● **Entries supplied**

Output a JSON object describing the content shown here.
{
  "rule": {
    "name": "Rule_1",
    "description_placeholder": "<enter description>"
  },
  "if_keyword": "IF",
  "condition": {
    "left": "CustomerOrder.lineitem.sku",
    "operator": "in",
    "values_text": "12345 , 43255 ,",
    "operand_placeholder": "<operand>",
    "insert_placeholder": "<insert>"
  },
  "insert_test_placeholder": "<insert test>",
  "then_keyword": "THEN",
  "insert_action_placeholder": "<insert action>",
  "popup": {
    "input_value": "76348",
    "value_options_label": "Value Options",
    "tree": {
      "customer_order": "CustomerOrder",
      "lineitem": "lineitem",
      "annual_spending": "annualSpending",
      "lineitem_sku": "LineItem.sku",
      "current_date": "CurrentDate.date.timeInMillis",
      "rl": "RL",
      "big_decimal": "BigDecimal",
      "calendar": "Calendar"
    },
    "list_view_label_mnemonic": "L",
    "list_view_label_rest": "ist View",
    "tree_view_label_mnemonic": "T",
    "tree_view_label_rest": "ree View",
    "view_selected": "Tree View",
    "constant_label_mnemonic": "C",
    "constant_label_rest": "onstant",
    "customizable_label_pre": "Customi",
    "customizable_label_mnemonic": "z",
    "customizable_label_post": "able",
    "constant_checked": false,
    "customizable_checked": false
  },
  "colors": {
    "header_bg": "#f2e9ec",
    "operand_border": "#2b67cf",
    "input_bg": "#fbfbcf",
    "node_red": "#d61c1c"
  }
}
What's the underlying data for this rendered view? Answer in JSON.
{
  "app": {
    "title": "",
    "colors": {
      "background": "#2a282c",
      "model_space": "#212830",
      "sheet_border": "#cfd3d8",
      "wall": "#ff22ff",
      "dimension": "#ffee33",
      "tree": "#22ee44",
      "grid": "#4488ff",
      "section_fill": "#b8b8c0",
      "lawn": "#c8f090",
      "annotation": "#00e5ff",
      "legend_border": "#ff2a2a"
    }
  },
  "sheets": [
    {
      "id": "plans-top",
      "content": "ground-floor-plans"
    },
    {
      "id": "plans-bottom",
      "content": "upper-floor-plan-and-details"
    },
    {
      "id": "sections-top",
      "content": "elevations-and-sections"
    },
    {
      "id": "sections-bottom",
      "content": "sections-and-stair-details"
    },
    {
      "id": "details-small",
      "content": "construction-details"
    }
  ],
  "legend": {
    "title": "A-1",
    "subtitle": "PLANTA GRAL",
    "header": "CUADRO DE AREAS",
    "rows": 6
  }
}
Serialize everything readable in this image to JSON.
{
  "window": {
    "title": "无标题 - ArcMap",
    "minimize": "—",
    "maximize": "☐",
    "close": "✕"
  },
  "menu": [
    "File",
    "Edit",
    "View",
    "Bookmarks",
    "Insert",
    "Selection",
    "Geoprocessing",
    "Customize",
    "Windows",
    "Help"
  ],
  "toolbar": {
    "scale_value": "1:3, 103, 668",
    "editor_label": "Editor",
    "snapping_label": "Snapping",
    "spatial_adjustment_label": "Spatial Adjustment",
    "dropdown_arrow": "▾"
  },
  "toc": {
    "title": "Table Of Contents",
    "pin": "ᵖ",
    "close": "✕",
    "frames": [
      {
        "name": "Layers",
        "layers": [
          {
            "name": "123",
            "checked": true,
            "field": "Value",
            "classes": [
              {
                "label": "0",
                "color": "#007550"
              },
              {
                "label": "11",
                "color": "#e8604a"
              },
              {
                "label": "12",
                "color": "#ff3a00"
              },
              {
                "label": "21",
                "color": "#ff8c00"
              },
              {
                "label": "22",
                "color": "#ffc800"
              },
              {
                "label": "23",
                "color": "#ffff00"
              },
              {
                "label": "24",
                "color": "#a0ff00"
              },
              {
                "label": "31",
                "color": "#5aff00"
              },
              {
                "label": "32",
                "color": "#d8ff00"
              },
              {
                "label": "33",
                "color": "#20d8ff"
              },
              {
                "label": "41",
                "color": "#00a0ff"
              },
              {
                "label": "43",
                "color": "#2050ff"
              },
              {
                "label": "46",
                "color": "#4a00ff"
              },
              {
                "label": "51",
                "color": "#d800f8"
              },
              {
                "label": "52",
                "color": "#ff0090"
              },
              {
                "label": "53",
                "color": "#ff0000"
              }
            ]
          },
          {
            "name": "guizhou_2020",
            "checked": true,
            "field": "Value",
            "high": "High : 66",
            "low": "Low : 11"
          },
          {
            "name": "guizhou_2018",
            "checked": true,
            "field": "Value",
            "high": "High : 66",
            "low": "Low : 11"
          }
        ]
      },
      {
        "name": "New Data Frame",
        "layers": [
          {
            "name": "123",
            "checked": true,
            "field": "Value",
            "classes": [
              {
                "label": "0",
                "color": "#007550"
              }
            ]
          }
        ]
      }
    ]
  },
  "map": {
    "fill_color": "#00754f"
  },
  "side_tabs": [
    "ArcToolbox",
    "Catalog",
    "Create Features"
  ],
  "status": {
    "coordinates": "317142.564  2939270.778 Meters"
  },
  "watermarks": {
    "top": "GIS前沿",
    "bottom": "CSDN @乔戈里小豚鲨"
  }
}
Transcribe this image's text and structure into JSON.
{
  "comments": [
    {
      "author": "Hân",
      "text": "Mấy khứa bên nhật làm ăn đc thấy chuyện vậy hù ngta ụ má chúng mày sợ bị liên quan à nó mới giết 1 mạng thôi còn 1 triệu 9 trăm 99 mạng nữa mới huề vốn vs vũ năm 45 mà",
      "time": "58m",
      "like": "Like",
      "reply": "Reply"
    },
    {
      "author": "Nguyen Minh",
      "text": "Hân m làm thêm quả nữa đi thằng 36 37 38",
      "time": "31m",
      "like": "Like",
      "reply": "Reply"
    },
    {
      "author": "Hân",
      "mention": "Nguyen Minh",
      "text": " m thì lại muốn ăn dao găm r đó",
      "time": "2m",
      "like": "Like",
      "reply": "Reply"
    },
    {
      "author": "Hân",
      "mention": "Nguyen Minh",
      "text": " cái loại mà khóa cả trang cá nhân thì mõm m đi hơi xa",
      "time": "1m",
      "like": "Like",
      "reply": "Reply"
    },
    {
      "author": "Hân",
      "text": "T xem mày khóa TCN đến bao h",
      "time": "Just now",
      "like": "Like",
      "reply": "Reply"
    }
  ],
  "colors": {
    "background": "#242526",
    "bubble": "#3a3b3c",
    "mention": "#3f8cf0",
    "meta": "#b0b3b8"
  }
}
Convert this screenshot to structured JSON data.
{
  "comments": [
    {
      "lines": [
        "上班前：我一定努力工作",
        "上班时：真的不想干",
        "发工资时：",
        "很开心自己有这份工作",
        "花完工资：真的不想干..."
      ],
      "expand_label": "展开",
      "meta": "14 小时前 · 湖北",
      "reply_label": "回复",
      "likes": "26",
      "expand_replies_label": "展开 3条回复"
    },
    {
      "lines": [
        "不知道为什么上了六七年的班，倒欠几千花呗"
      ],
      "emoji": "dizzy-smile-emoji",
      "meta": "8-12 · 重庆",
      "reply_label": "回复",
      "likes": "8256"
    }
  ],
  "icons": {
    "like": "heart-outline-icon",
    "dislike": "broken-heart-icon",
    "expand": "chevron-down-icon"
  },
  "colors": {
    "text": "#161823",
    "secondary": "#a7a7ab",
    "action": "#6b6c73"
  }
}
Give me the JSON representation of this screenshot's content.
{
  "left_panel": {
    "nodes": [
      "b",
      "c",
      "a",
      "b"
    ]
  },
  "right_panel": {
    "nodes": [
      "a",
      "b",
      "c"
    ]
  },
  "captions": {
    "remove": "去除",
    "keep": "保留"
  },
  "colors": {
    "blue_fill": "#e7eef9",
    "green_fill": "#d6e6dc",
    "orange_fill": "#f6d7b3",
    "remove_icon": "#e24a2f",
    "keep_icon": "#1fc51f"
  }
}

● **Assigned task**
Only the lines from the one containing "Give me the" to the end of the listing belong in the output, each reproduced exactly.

● **Response to the task**
Give me the JSON representation of this screenshot's content.
{
  "left_panel": {
    "nodes": [
      "b",
      "c",
      "a",
      "b"
    ]
  },
  "right_panel": {
    "nodes": [
      "a",
      "b",
      "c"
    ]
  },
  "captions": {
    "remove": "去除",
    "keep": "保留"
  },
  "colors": {
    "blue_fill": "#e7eef9",
    "green_fill": "#d6e6dc",
    "orange_fill": "#f6d7b3",
    "remove_icon": "#e24a2f",
    "keep_icon": "#1fc51f"
  }
}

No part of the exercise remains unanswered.